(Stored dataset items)
◇ ◇ ◇ ◇ ◇

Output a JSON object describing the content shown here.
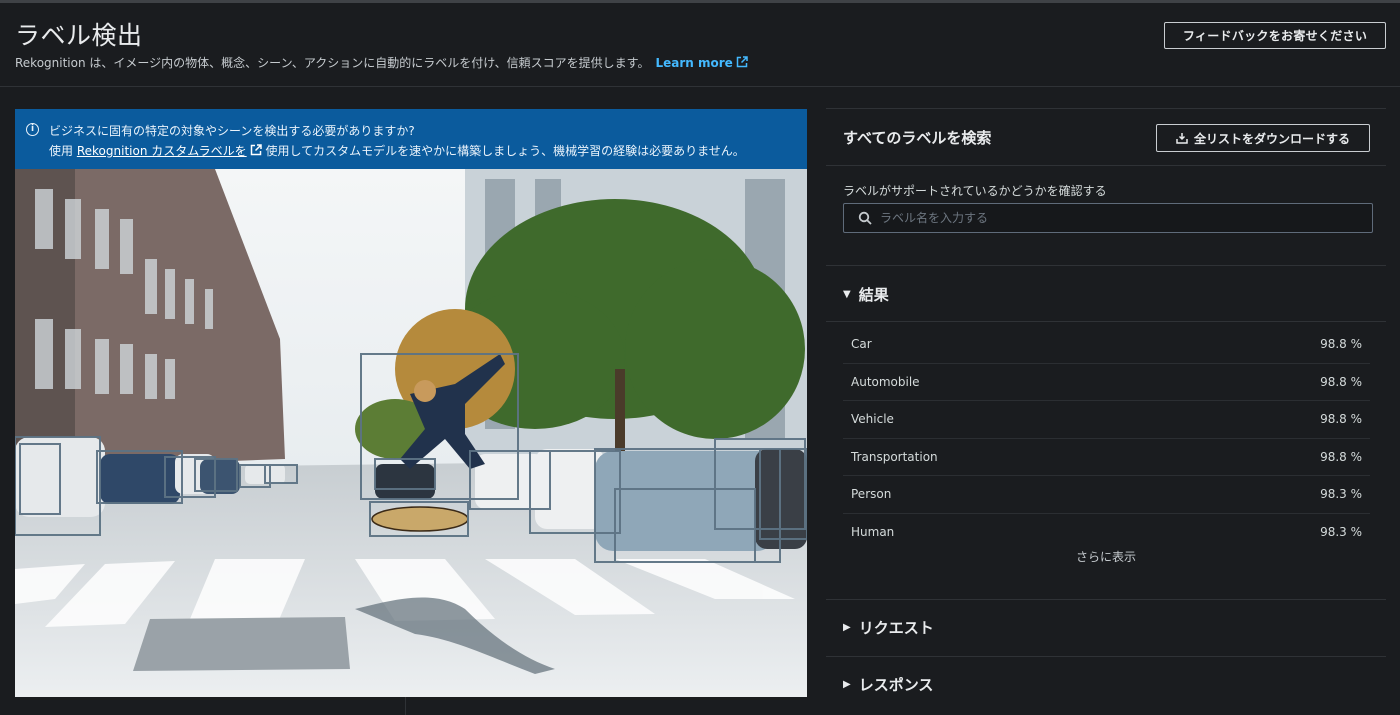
{
  "header": {
    "title": "ラベル検出",
    "description": "Rekognition は、イメージ内の物体、概念、シーン、アクションに自動的にラベルを付け、信頼スコアを提供します。",
    "learn_more": "Learn more",
    "feedback_label": "フィードバックをお寄せください"
  },
  "banner": {
    "line1": "ビジネスに固有の特定の対象やシーンを検出する必要がありますか?",
    "line2_prefix": "使用",
    "line2_link": "Rekognition カスタムラベルを",
    "line2_suffix": "使用してカスタムモデルを速やかに構築しましょう、機械学習の経験は必要ありません。"
  },
  "search": {
    "title": "すべてのラベルを検索",
    "download_label": "全リストをダウンロードする",
    "check_label": "ラベルがサポートされているかどうかを確認する",
    "placeholder": "ラベル名を入力する"
  },
  "results": {
    "title": "結果",
    "items": [
      {
        "label": "Car",
        "score": "98.8 %"
      },
      {
        "label": "Automobile",
        "score": "98.8 %"
      },
      {
        "label": "Vehicle",
        "score": "98.8 %"
      },
      {
        "label": "Transportation",
        "score": "98.8 %"
      },
      {
        "label": "Person",
        "score": "98.3 %"
      },
      {
        "label": "Human",
        "score": "98.3 %"
      }
    ],
    "show_more": "さらに表示"
  },
  "sections": {
    "request": "リクエスト",
    "response": "レスポンス"
  },
  "icons": {
    "info": "info-icon",
    "external": "external-link-icon",
    "download": "download-icon",
    "search": "search-icon",
    "caret_down": "caret-down-icon",
    "caret_right": "caret-right-icon"
  },
  "colors": {
    "accent_link": "#44b9ff",
    "banner_bg": "#0b5b9d",
    "page_bg": "#1a1c1f"
  }
}
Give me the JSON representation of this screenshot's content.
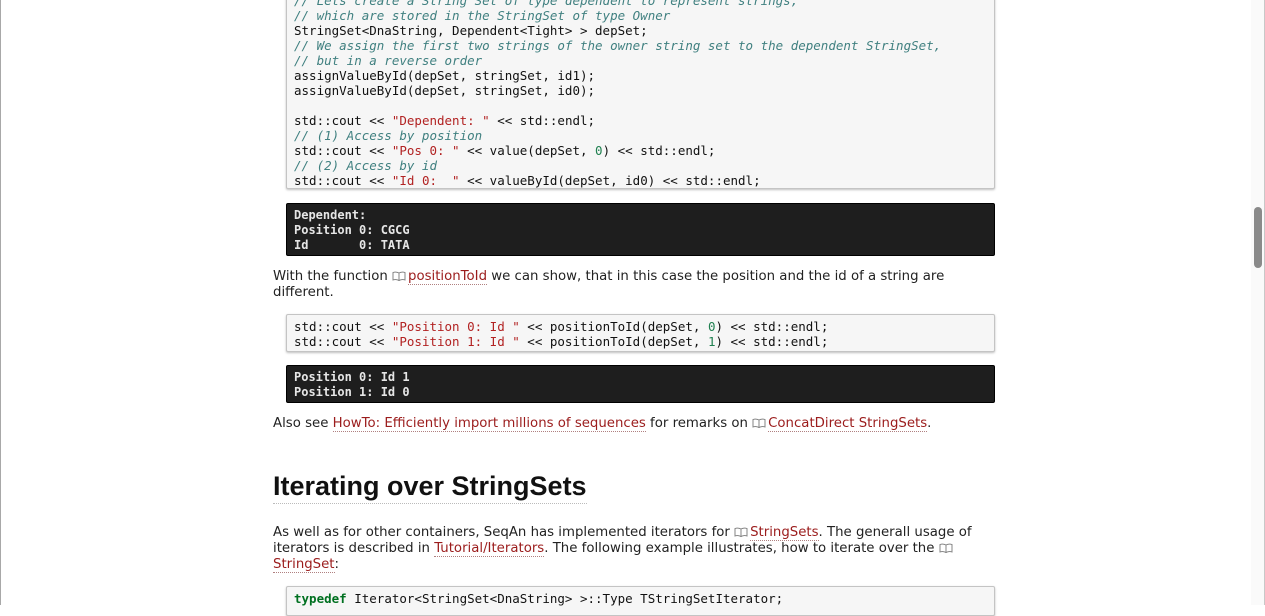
{
  "code_block_1": {
    "lines": [
      [
        {
          "c": "cm",
          "t": "// Lets create a String Set of type dependent to represent strings,"
        }
      ],
      [
        {
          "c": "cm",
          "t": "// which are stored in the StringSet of type Owner"
        }
      ],
      [
        {
          "c": "",
          "t": "StringSet<DnaString, Dependent<Tight> > depSet;"
        }
      ],
      [
        {
          "c": "cm",
          "t": "// We assign the first two strings of the owner string set to the dependent StringSet,"
        }
      ],
      [
        {
          "c": "cm",
          "t": "// but in a reverse order"
        }
      ],
      [
        {
          "c": "",
          "t": "assignValueById(depSet, stringSet, id1);"
        }
      ],
      [
        {
          "c": "",
          "t": "assignValueById(depSet, stringSet, id0);"
        }
      ],
      [
        {
          "c": "",
          "t": ""
        }
      ],
      [
        {
          "c": "",
          "t": "std::cout << "
        },
        {
          "c": "st",
          "t": "\"Dependent: \""
        },
        {
          "c": "",
          "t": " << std::endl;"
        }
      ],
      [
        {
          "c": "cm",
          "t": "// (1) Access by position"
        }
      ],
      [
        {
          "c": "",
          "t": "std::cout << "
        },
        {
          "c": "st",
          "t": "\"Pos 0: \""
        },
        {
          "c": "",
          "t": " << value(depSet, "
        },
        {
          "c": "num",
          "t": "0"
        },
        {
          "c": "",
          "t": ") << std::endl;"
        }
      ],
      [
        {
          "c": "cm",
          "t": "// (2) Access by id"
        }
      ],
      [
        {
          "c": "",
          "t": "std::cout << "
        },
        {
          "c": "st",
          "t": "\"Id 0:  \""
        },
        {
          "c": "",
          "t": " << valueById(depSet, id0) << std::endl;"
        }
      ]
    ]
  },
  "output_block_1": {
    "lines": [
      "Dependent:",
      "Position 0: CGCG",
      "Id       0: TATA"
    ]
  },
  "para_1": {
    "before": "With the function ",
    "link": "positionToId",
    "after": " we can show, that in this case the position and the id of a string are different."
  },
  "code_block_2": {
    "lines": [
      [
        {
          "c": "",
          "t": "std::cout << "
        },
        {
          "c": "st",
          "t": "\"Position 0: Id \""
        },
        {
          "c": "",
          "t": " << positionToId(depSet, "
        },
        {
          "c": "num",
          "t": "0"
        },
        {
          "c": "",
          "t": ") << std::endl;"
        }
      ],
      [
        {
          "c": "",
          "t": "std::cout << "
        },
        {
          "c": "st",
          "t": "\"Position 1: Id \""
        },
        {
          "c": "",
          "t": " << positionToId(depSet, "
        },
        {
          "c": "num",
          "t": "1"
        },
        {
          "c": "",
          "t": ") << std::endl;"
        }
      ]
    ]
  },
  "output_block_2": {
    "lines": [
      "Position 0: Id 1",
      "Position 1: Id 0"
    ]
  },
  "para_2": {
    "before": "Also see ",
    "link1": "HowTo: Efficiently import millions of sequences",
    "middle": " for remarks on ",
    "link2": "ConcatDirect StringSets",
    "after": "."
  },
  "section": {
    "title": "Iterating over StringSets"
  },
  "para_3": {
    "before": "As well as for other containers, SeqAn has implemented iterators for ",
    "link1": "StringSets",
    "middle1": ". The generall usage of iterators is described in ",
    "link2": "Tutorial/Iterators",
    "middle2": ". The following example illustrates, how to iterate over the ",
    "link3": "StringSet",
    "after": ":"
  },
  "code_block_3": {
    "lines": [
      [
        {
          "c": "kw",
          "t": "typedef"
        },
        {
          "c": "",
          "t": " Iterator<StringSet<DnaString> >::Type TStringSetIterator;"
        }
      ]
    ]
  },
  "colors": {
    "link": "#9b1c1c",
    "comment": "#408080",
    "string": "#b22222",
    "output_bg": "#1e1e1e"
  }
}
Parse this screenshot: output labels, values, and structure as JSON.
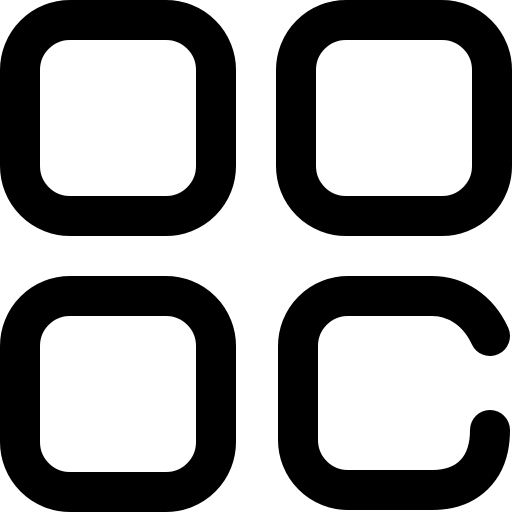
{
  "icon": {
    "name": "apps-grid-icon",
    "stroke_color": "#000000",
    "background_color": "#ffffff",
    "tiles": [
      {
        "name": "tile-top-left",
        "shape": "rounded-square"
      },
      {
        "name": "tile-top-right",
        "shape": "rounded-square"
      },
      {
        "name": "tile-bottom-left",
        "shape": "rounded-square"
      },
      {
        "name": "tile-bottom-right",
        "shape": "open-rounded-square"
      }
    ]
  }
}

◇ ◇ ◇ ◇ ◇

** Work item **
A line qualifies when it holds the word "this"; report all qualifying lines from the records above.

** Exercise answer **
Give me the JSON representation of this screenshot's content.
    "after": " we can show, that in this case the position and the id of a string are different."
Parse this screenshot: output labels, values, and structure as JSON.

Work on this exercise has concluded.